Over the last 5 years, academic, writer, and videomaker Alexandra Juhasz and writer and organizer Theodore Kerr have enjoyed a public conversation project around changes within the AIDS media ecosystem. In the text below, they build upon two previous conversations where they discussed movies like The Dallas Buyers Club, How to Survive a Plague and the HBO remake of The Normal Heart to explore how and why media about AIDS has only relatively recently begun to take up space in public after a long silence. Previously, they reflected upon how a good deal of what is currently being made, seen, and talked about stays rather narrow in its focus, looking at stories of the epidemic’s impact on primarily white, middle class, often gay men and their communities.

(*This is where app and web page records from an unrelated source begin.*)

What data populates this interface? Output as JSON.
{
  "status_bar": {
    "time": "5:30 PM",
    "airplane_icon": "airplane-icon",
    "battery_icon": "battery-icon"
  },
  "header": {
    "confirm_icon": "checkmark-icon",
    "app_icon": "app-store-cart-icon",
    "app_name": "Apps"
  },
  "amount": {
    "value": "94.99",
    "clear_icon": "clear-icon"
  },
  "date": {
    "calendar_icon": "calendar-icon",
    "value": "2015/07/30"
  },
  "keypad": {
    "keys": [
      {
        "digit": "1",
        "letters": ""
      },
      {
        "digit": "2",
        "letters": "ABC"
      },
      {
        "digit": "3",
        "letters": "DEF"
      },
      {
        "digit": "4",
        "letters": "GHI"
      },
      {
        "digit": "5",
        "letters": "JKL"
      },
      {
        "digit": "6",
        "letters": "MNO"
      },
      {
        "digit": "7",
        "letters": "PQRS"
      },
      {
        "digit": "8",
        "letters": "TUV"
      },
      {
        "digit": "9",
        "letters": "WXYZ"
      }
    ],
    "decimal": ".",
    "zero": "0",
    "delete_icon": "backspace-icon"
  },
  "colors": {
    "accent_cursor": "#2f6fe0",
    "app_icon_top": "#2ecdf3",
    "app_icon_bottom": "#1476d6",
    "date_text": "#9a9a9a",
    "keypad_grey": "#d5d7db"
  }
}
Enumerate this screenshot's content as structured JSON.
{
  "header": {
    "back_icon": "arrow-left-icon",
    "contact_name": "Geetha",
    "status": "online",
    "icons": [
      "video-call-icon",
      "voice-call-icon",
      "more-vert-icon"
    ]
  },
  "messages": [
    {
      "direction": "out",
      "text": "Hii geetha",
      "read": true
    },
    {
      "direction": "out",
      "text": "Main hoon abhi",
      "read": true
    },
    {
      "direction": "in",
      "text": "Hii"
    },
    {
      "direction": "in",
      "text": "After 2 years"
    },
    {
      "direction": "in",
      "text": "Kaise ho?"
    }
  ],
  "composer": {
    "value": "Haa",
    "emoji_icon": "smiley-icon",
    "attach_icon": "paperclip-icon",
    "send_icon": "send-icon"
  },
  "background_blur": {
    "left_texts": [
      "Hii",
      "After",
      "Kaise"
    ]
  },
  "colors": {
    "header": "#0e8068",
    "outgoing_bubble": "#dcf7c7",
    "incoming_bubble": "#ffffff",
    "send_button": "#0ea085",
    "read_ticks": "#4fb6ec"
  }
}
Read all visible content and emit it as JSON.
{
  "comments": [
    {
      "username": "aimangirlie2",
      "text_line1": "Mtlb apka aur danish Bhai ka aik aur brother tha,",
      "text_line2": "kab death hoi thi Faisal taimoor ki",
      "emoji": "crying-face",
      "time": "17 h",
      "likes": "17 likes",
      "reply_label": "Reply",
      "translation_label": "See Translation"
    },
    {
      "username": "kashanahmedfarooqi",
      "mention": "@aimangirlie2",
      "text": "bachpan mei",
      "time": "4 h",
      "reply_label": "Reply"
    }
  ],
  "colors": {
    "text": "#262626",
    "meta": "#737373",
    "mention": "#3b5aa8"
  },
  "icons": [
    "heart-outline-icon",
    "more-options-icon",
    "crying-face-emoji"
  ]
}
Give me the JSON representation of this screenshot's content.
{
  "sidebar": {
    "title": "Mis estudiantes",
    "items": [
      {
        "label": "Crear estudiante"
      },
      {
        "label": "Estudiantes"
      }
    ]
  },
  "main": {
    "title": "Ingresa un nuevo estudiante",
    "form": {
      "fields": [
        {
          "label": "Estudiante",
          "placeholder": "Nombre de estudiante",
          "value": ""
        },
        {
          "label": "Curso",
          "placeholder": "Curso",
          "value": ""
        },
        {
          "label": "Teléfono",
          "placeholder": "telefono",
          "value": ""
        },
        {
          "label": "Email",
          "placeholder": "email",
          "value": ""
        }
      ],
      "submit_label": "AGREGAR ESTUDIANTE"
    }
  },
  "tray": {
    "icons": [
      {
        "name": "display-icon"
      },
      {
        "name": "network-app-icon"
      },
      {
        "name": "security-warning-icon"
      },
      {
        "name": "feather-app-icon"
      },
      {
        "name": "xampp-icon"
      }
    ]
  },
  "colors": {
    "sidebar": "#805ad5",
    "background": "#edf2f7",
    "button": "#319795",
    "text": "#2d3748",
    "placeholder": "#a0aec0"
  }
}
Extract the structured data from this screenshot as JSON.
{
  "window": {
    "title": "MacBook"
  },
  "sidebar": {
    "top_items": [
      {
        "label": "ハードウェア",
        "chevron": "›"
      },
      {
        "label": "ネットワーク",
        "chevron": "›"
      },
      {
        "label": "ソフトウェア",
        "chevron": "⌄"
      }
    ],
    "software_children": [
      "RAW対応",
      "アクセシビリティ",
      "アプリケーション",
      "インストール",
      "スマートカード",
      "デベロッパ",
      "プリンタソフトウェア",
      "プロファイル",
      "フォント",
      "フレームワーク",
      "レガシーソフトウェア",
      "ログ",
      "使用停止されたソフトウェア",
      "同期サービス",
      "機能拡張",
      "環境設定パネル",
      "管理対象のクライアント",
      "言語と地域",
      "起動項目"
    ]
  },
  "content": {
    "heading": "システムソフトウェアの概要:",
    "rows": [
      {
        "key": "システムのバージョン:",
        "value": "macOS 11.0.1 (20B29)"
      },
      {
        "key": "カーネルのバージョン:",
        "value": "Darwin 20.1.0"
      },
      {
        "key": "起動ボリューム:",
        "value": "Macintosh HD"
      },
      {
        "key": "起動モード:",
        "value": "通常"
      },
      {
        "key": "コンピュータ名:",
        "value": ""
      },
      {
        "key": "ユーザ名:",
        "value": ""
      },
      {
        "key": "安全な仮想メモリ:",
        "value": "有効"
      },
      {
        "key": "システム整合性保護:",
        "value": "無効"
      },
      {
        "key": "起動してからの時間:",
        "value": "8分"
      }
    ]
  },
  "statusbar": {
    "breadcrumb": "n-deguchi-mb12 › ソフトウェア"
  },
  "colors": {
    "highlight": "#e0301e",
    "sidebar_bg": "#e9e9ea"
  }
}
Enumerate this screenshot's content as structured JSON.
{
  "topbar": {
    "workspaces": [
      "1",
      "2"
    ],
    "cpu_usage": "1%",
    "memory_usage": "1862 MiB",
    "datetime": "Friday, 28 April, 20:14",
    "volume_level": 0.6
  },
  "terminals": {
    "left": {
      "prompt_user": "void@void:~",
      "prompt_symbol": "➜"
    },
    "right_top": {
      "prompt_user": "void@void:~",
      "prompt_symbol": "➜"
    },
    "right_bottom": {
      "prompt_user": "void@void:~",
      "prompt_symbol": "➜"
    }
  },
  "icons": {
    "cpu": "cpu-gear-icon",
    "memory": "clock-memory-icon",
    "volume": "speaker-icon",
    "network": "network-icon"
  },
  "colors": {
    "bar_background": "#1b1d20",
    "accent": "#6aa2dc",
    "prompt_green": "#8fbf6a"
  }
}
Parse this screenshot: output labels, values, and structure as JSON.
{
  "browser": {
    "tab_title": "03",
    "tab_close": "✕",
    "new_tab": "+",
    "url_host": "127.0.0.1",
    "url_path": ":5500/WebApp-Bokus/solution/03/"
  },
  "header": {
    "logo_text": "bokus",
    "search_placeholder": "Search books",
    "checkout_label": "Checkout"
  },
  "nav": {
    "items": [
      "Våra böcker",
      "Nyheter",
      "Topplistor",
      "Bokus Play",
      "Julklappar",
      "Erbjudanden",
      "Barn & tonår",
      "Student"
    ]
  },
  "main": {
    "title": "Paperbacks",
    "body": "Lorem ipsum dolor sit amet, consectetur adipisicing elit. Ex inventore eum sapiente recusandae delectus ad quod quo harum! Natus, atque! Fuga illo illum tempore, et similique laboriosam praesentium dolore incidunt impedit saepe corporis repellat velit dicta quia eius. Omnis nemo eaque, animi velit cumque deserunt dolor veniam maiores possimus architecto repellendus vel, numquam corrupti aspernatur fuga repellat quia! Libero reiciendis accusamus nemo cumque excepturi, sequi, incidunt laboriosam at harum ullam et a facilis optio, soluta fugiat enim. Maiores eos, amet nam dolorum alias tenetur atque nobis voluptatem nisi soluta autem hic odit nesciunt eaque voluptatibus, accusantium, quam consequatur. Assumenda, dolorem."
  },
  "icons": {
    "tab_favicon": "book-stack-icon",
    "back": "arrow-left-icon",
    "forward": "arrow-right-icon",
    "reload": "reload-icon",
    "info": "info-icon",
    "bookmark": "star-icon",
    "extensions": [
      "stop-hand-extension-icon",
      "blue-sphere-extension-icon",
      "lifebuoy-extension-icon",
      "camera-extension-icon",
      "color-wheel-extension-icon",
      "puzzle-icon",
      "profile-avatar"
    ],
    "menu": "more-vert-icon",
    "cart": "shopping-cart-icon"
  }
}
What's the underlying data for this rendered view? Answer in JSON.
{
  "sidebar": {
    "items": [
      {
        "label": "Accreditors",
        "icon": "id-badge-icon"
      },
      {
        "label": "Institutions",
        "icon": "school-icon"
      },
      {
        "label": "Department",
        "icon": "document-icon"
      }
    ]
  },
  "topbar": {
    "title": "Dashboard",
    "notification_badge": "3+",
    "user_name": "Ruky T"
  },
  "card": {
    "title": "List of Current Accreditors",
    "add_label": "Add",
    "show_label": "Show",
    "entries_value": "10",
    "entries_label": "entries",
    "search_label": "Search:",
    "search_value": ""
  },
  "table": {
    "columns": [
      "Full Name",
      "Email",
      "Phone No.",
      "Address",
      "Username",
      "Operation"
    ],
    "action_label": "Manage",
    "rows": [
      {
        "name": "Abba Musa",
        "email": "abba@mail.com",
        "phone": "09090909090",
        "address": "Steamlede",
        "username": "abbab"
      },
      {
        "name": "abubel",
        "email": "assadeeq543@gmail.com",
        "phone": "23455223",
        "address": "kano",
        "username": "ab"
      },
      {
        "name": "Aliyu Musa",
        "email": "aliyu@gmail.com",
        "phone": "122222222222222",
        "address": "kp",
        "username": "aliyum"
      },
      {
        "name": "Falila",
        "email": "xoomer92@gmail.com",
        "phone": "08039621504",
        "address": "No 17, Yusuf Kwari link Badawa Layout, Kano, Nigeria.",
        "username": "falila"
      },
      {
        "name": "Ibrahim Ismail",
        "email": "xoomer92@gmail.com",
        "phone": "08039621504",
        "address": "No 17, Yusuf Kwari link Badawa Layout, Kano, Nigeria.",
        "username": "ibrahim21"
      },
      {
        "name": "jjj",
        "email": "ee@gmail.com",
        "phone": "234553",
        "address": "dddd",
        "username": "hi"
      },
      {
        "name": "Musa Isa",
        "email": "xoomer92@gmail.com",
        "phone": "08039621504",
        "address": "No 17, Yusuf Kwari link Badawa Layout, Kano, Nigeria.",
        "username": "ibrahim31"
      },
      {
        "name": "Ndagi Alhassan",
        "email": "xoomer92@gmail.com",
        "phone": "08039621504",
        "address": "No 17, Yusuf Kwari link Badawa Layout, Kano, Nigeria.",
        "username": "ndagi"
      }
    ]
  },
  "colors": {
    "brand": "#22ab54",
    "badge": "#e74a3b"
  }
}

Here, looking at their own past work and how this conditions what they as researchers, scholars and activists look for and want to save, Juhasz and Kerr begin to consider what might be needed so that many inheritances of AIDS could be salvaged, shepherded, and mothered into a legacy of plenty.
Published in Center for Humanities Blog, 2017-01-13
With Theodore Kerr, CUNY Grad Center